Most days when we put him into the laundry room he was fine.  And sometimes he would just walk right in and start eating his snacks without a seeming care in the world.  One day I was in a hurry to get to work (my wife would say that’s my usual mode) and just as I was heading out the door I realized I hadn’t put T-Bone in lockdown and shut his door.  I turned around and he was standing in the laundry room doorway looking out at me as if to say, “Maybe if I don’t move he won’t realize he forgot to shut the door. And I can raid the fridge and sit on the futon and watch Animal Planet when he’s gone!”  I honestly laughed to myself when I saw his expression. 

 

But some days, and for whatever reason, he would just shake when he went into his room.  And at times (though not frequently) we would really have to coax him to get him in.  And even when we were at home he would sometimes slip into his anxiety mode and we had to holler "T-Bone!" to get him out of that zone.  When I had visited my parents on occasion there would be four dogs (all Labs) that would roam around their lake home property: Maggie, Tomack, Max, and T-Bone.  And sometimes Maggie, Tomack and Max would be laying down sleeping but T-Bone would be panting and pacing until it seemed he almost wore himself out, and then he would finally lie down.   When T-Bone was about 10, at Christmas time I called the vet and asked him if there was anything he could prescribe for the dog for Christmas Eve – people were coming over and with all the commotion and cooking I knew T-Bone was going to have a hard time.  He gave the dog a prescription for just a few pills of Valium.  He took two and I took the rest....just kidding......I took all of them.....no, not really, T-Bone took two and I ate turkey.

 

When my wife and I look back we are so very glad that we were so patient with him.  Sure, we got frustrated and upset with him (and maybe he did with us), but we loved him and were so very glad he was a part of the family.  When you’re a kid and the family dog dies, their passing can almost rip your heart out.  I remember our dog Max getting hit by a car when I was a teenager and still vividly recall the little funeral we had for him in the corner of the lot at our rural home.  It isn’t easier when you grow up.  I talked to my older brother on Christmas day, 2005 – he called to see how our Christmas had gone.  We chatted for awhile and as we were saying our good-byes I said, “Well, say hi to Moe and Scott and Ghost.”  He couldn’t say hi to Ghost he said, Ghost had just died.  My eyes welled up with tears, and you could hear the emotions in his voice.  His dog Ghost (a big, mellow, lovable white shepherd mix) and our dog T-Bone were only a month apart in age.  I asked him what happened and he told me what had transpired the last couple of weeks:  Ghost had some sort of inflammation in his jaw which swelled up severely so they took him to the vet to check him out, and because he didn’t improve they took him to a specialist.  But the swelling went down and it seemed he was going to be ok.  My brother took him for a short walk but Ghost was so weak he couldn’t make it back and died a couple of hours later.  It was hard for him to tell the story and we both cried.

 

Sir Walter Scott said, "I have sometimes thought of the final cause of dogs having such short lives and I am quite satisfied it is in compassion to the human race; for if we suffer so much in losing a dog after an acquaintance of ten to twelve years, what would it be if they were to double?"

 

The lyrics of “Mr. Bojangles” talk about that deep bond that lives on between a dog and his master:

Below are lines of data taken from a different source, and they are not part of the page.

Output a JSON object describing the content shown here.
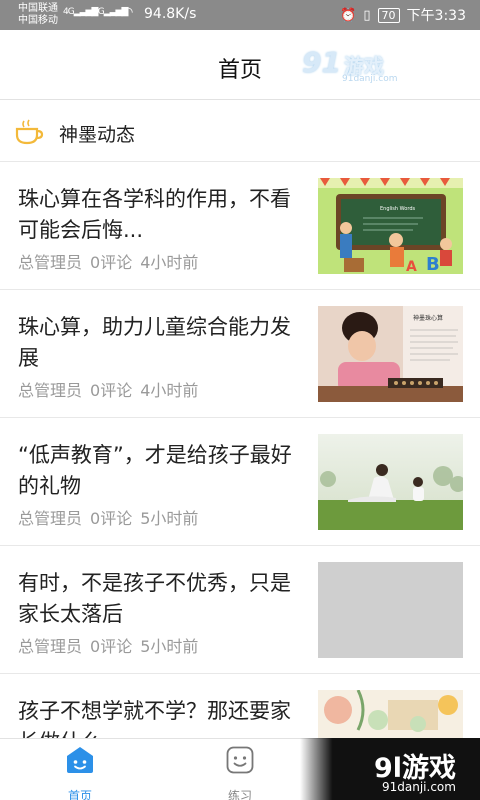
{
  "status_bar": {
    "carrier1": "中国联通",
    "carrier2": "中国移动",
    "sig1_type": "4G",
    "sig2_type": "2G",
    "net_speed": "94.8K/s",
    "battery": "70",
    "time": "下午3:33"
  },
  "header": {
    "title": "首页",
    "watermark_brand": "91游戏",
    "watermark_url": "91danji.com"
  },
  "section": {
    "icon": "coffee-cup-icon",
    "title": "神墨动态"
  },
  "news": [
    {
      "title": "珠心算在各学科的作用，不看可能会后悔...",
      "author": "总管理员",
      "comments": "0评论",
      "time": "4小时前",
      "thumb": "classroom-cartoon"
    },
    {
      "title": "珠心算，助力儿童综合能力发展",
      "author": "总管理员",
      "comments": "0评论",
      "time": "4小时前",
      "thumb": "girl-abacus"
    },
    {
      "title": "“低声教育”，才是给孩子最好的礼物",
      "author": "总管理员",
      "comments": "0评论",
      "time": "5小时前",
      "thumb": "mother-child-grass"
    },
    {
      "title": "有时，不是孩子不优秀，只是家长太落后",
      "author": "总管理员",
      "comments": "0评论",
      "time": "5小时前",
      "thumb": "placeholder"
    },
    {
      "title": "孩子不想学就不学？那还要家长做什么",
      "author": "",
      "comments": "",
      "time": "",
      "thumb": "illustration"
    }
  ],
  "thumb_texts": {
    "board": "English Words",
    "abacus_title": "神墨珠心算"
  },
  "tabbar": {
    "home_label": "首页",
    "practice_label": "练习",
    "active_color": "#2c90e8"
  },
  "bottom_watermark": {
    "brand": "9l游戏",
    "url": "91danji.com"
  }
}
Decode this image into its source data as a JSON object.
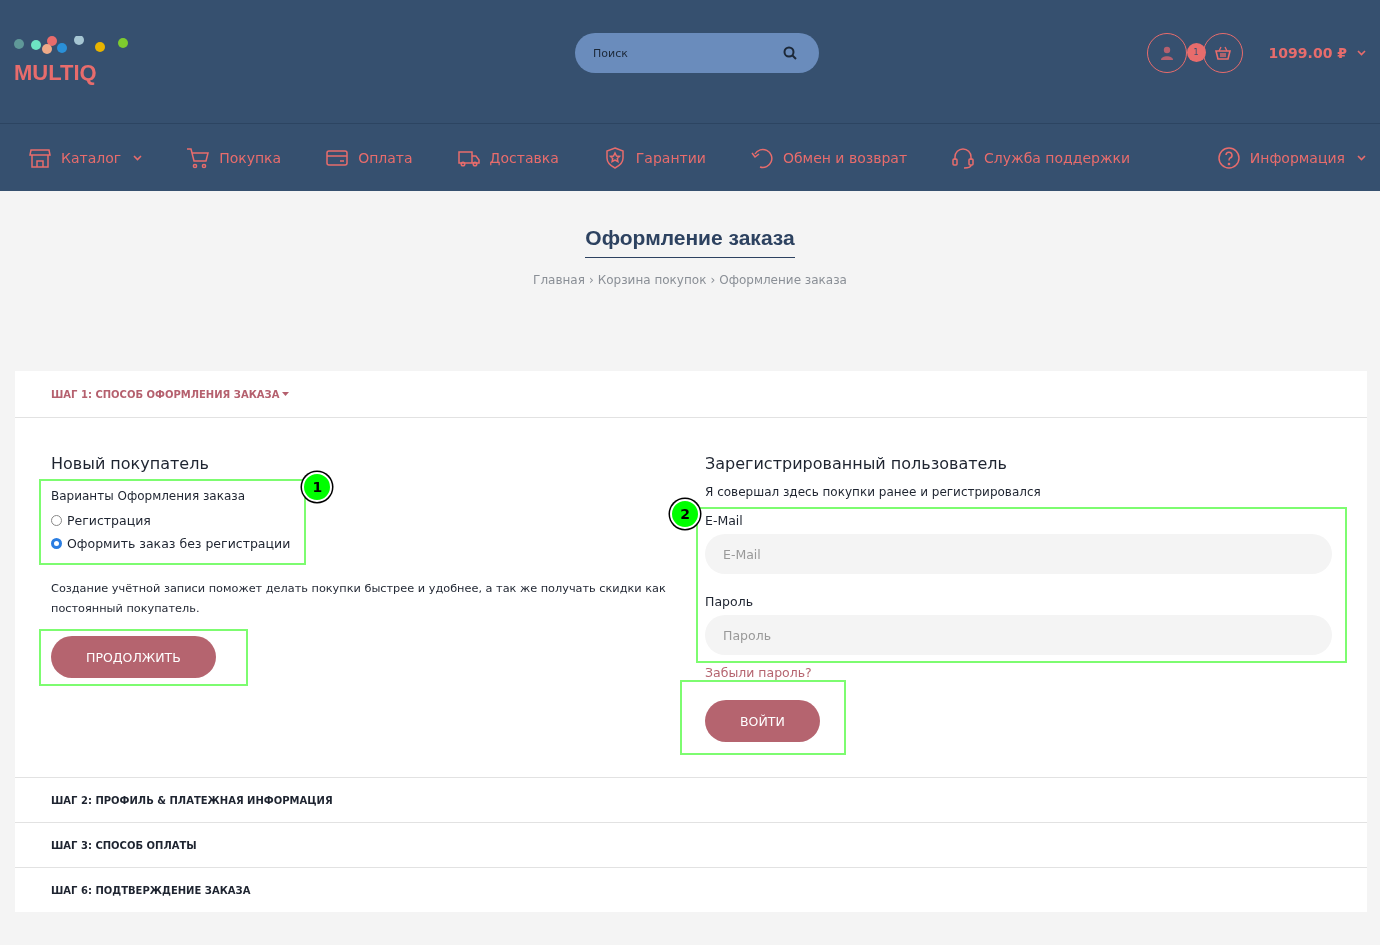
{
  "header": {
    "logo": "MULTIQ",
    "search": {
      "placeholder": "Поиск"
    },
    "cart": {
      "count": "1",
      "total": "1099.00 ₽"
    }
  },
  "nav": [
    {
      "label": "Каталог",
      "dropdown": true
    },
    {
      "label": "Покупка",
      "dropdown": false
    },
    {
      "label": "Оплата",
      "dropdown": false
    },
    {
      "label": "Доставка",
      "dropdown": false
    },
    {
      "label": "Гарантии",
      "dropdown": false
    },
    {
      "label": "Обмен и возврат",
      "dropdown": false
    },
    {
      "label": "Служба поддержки",
      "dropdown": false
    },
    {
      "label": "Информация",
      "dropdown": true
    }
  ],
  "page": {
    "title": "Оформление заказа",
    "breadcrumbs": [
      "Главная",
      "Корзина покупок",
      "Оформление заказа"
    ],
    "breadcrumb_separator": "›"
  },
  "steps": [
    {
      "title": "ШАГ 1: СПОСОБ ОФОРМЛЕНИЯ ЗАКАЗА",
      "expanded": true
    },
    {
      "title": "ШАГ 2: ПРОФИЛЬ & ПЛАТЕЖНАЯ ИНФОРМАЦИЯ",
      "expanded": false
    },
    {
      "title": "ШАГ 3: СПОСОБ ОПЛАТЫ",
      "expanded": false
    },
    {
      "title": "ШАГ 6: ПОДТВЕРЖДЕНИЕ ЗАКАЗА",
      "expanded": false
    }
  ],
  "new_customer": {
    "heading": "Новый покупатель",
    "options_label": "Варианты Оформления заказа",
    "options": [
      {
        "label": "Регистрация",
        "selected": false
      },
      {
        "label": "Оформить заказ без регистрации",
        "selected": true
      }
    ],
    "note": "Создание учётной записи поможет делать покупки быстрее и удобнее, а так же получать скидки как постоянный покупатель.",
    "button": "ПРОДОЛЖИТЬ"
  },
  "registered": {
    "heading": "Зарегистрированный пользователь",
    "note": "Я совершал здесь покупки ранее и регистрировался",
    "fields": [
      {
        "label": "E-Mail",
        "placeholder": "E-Mail"
      },
      {
        "label": "Пароль",
        "placeholder": "Пароль"
      }
    ],
    "forgot": "Забыли пароль?",
    "button": "ВОЙТИ"
  },
  "annotations": [
    {
      "label": "1"
    },
    {
      "label": "2"
    }
  ]
}
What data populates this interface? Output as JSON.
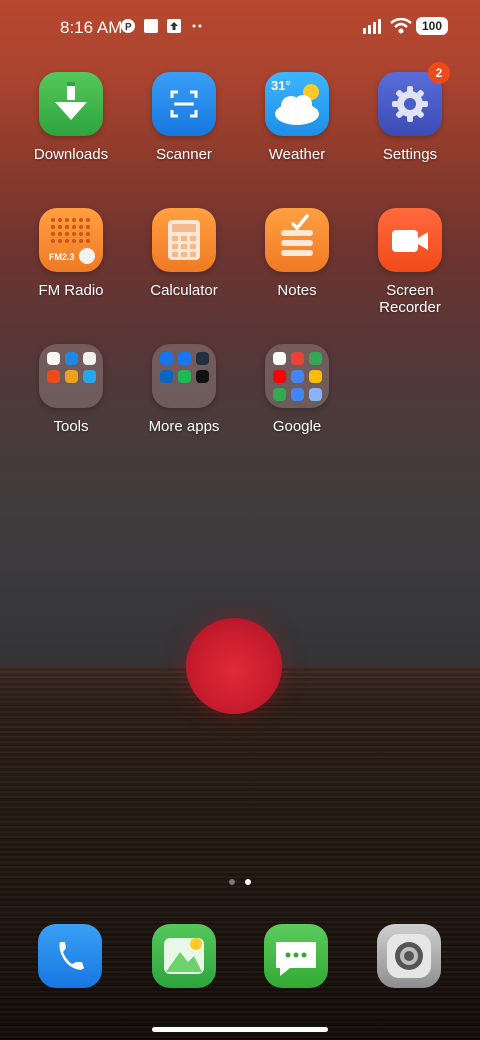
{
  "status_bar": {
    "time": "8:16 AM",
    "battery": "100",
    "icons": [
      "p-icon",
      "square-icon",
      "upload-icon",
      "more-dots-icon",
      "signal-icon",
      "wifi-icon"
    ]
  },
  "apps": [
    {
      "label": "Downloads"
    },
    {
      "label": "Scanner"
    },
    {
      "label": "Weather",
      "temp": "31°"
    },
    {
      "label": "Settings",
      "badge": "2"
    },
    {
      "label": "FM Radio",
      "freq": "FM2.3"
    },
    {
      "label": "Calculator"
    },
    {
      "label": "Notes"
    },
    {
      "label": "Screen Recorder"
    },
    {
      "label": "Tools"
    },
    {
      "label": "More apps"
    },
    {
      "label": "Google"
    }
  ],
  "dock": [
    "phone-icon",
    "gallery-icon",
    "messages-icon",
    "camera-icon"
  ],
  "colors": {
    "downloads": "#39b34a",
    "scanner": "#1e88e5",
    "weather": "#27a6f0",
    "settings": "#4a5cc7",
    "orange": "#f07a25",
    "recorder": "#f4511e",
    "phone": "#1e88e5",
    "gallery": "#3fb34a",
    "messages": "#4cbf4c",
    "camera": "#a6a6a6"
  }
}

He danced for throws at minstrel shows and county fairs…Through out the South
He spoke with tears of fifteen years how his dog and him…Had traveled about
His dog up and died, he up and died, after twenty years he still grieves